This is a 3-part series featuring Lance Panigutti of Without Limits Productions, Dana Willett of 303 Media, and Ainslie Maceachran of Gemini Coaching.
Every spring and summer many of us have the same internal conversation with ourselves, “I’d love to get into bike racing, but I don’t know where to start.” You’re a casual bike rider, maybe did a few races in another part of the country and want to get back into the scene, or have been a mountain biker your whole life and want to try something new. So where do you start answering the list of potential questions in this mysterious racing world?
Ainslie Maceachran: Advice for parents of juniors looking to start racing on the road
- Keep it fun.
Over the years I’ve seen lots of promising young talent come and go from the sport because their parents were a little TOO involved.

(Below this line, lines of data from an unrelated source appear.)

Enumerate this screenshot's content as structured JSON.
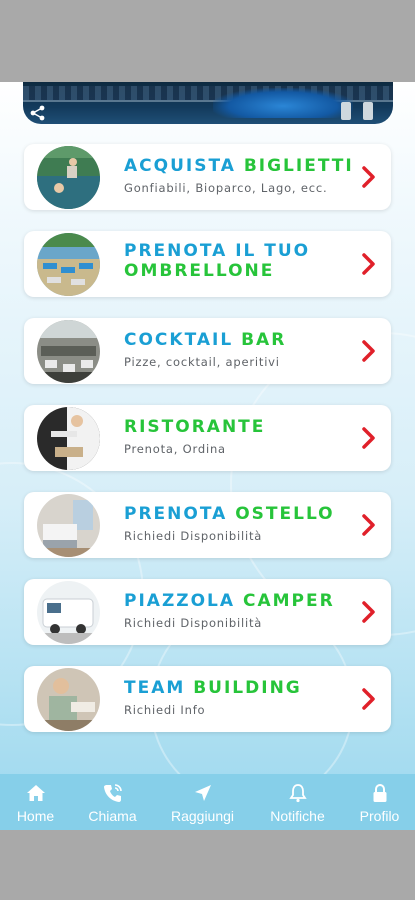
{
  "menu": {
    "items": [
      {
        "title": [
          "ACQUISTA",
          "BIGLIETTI"
        ],
        "subtitle": "Gonfiabili, Bioparco, Lago, ecc."
      },
      {
        "title": [
          "PRENOTA IL TUO",
          "OMBRELLONE"
        ],
        "subtitle": ""
      },
      {
        "title": [
          "COCKTAIL",
          "BAR"
        ],
        "subtitle": "Pizze, cocktail, aperitivi"
      },
      {
        "title": [
          "",
          "RISTORANTE"
        ],
        "subtitle": "Prenota, Ordina"
      },
      {
        "title": [
          "PRENOTA",
          "OSTELLO"
        ],
        "subtitle": "Richiedi Disponibilità"
      },
      {
        "title": [
          "PIAZZOLA",
          "CAMPER"
        ],
        "subtitle": "Richiedi Disponibilità"
      },
      {
        "title": [
          "TEAM",
          "BUILDING"
        ],
        "subtitle": "Richiedi Info"
      }
    ]
  },
  "tabbar": {
    "tabs": [
      {
        "label": "Home",
        "icon": "home-icon"
      },
      {
        "label": "Chiama",
        "icon": "phone-icon"
      },
      {
        "label": "Raggiungi",
        "icon": "navigation-arrow-icon"
      },
      {
        "label": "Notifiche",
        "icon": "bell-icon"
      },
      {
        "label": "Profilo",
        "icon": "lock-icon"
      }
    ]
  },
  "colors": {
    "title_blue": "#1a9fd4",
    "title_green": "#27c43a",
    "chevron_red": "#e0202a",
    "tabbar_bg": "#86cfe9"
  }
}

Let your child dictate the level of involvement they’d like to have.
- Participate in your local grass roots cycling.
In Ft Collins, we have a local organization that puts on mid-week, fun, low key events where kids race for free. They range from a criterium to time trials to short track mtb racing. These are not only fun but they help your child to meet like minded peers. They also, quite often, help locate resources such as equipment, rides to events, coaching etc.

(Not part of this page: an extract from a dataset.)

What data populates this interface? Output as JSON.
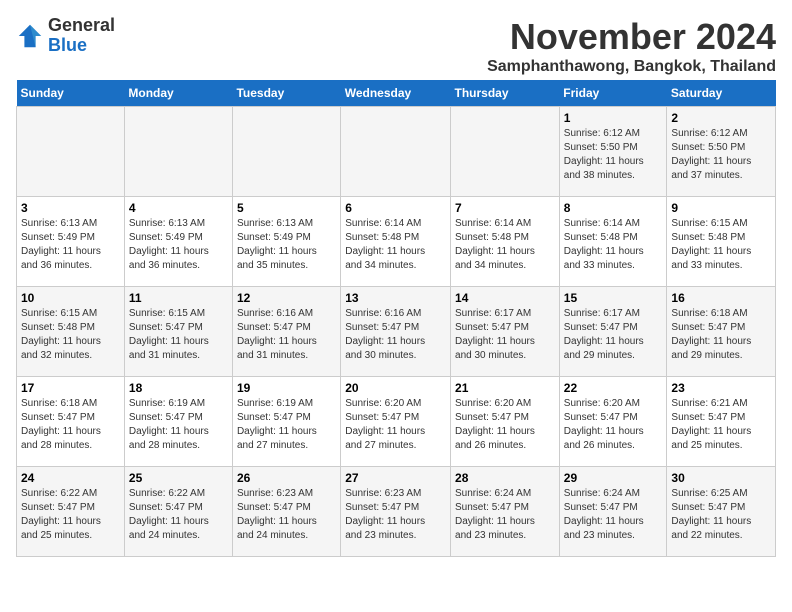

- Don’t buy new.
It IS nice to have the latest equipment but, because your child is growing rapidly and their interest could change, talk to your local bike shop about used equipment. Get them something that will do the job but you don’t have to take a 2nd mortgage on your house to afford. It should however be a quality piece of equipment. Avoid department store bikes at all turns.

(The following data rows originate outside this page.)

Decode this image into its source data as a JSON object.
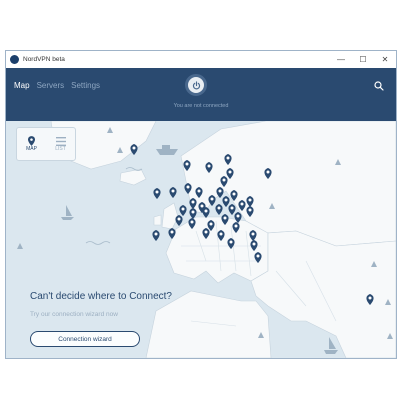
{
  "app": {
    "title": "NordVPN beta"
  },
  "window_controls": {
    "minimize": "—",
    "maximize": "☐",
    "close": "✕"
  },
  "nav": {
    "tabs": [
      {
        "label": "Map"
      },
      {
        "label": "Servers"
      },
      {
        "label": "Settings"
      }
    ],
    "active": "Map"
  },
  "status": {
    "text": "You are not connected"
  },
  "view_toggle": {
    "map_label": "MAP",
    "list_label": "LIST",
    "active": "MAP"
  },
  "promo": {
    "title": "Can't decide where to Connect?",
    "subtitle": "Try our connection wizard now",
    "button_label": "Connection wizard"
  },
  "icons": {
    "search": "search-icon",
    "power": "power-icon",
    "pin": "location-pin-icon"
  },
  "colors": {
    "header_bg": "#2a4a70",
    "pin": "#2a4a70",
    "map_bg": "#dbe7ef",
    "land": "#f7f9fa"
  }
}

- Get involved.
Try to volunteer where you can. Become a mentor or coach. Help organize events. Your interest in their sport will demonstrate to them that you support their efforts.
Read more tips for Parents in The Junior Athlete Triangle, which features accomplished cyclist/coach Ann Trombley, then moves on to the athlete's mother (Marina Lepikhina), and ends with athlete Ksenia Lepikhina herself. This valuable article discusses finding a juniors-specific coach, your role as a parent, and goal-setting.
[303 Cycling:] How do you manage the ever-present "coaching triangle" between Jr. racers, parents and yourself?
Ann Trombley: I think it is very important to communicate with both the junior and their parents. I have open communication between parents and junior athletes through phone, email and in-person meetings. The first meeting is a good way to connect with parents and athletes. After the first meeting it really depends on the age and maturity of the athlete. I expect the athlete to be responsible for performing their scheduled rides and communicating with me. However, they are just kids! The parents need to be behind what the juniors are doing. Parents also have insights about nutrition, school and other issues the athlete may have that are important to their training and racing. Parents are a crucial part of the athletes development and I like to keep them in the loop as much as possible. For any athlete to do well it is important to have a good support system. For Juniors that is often parents and family.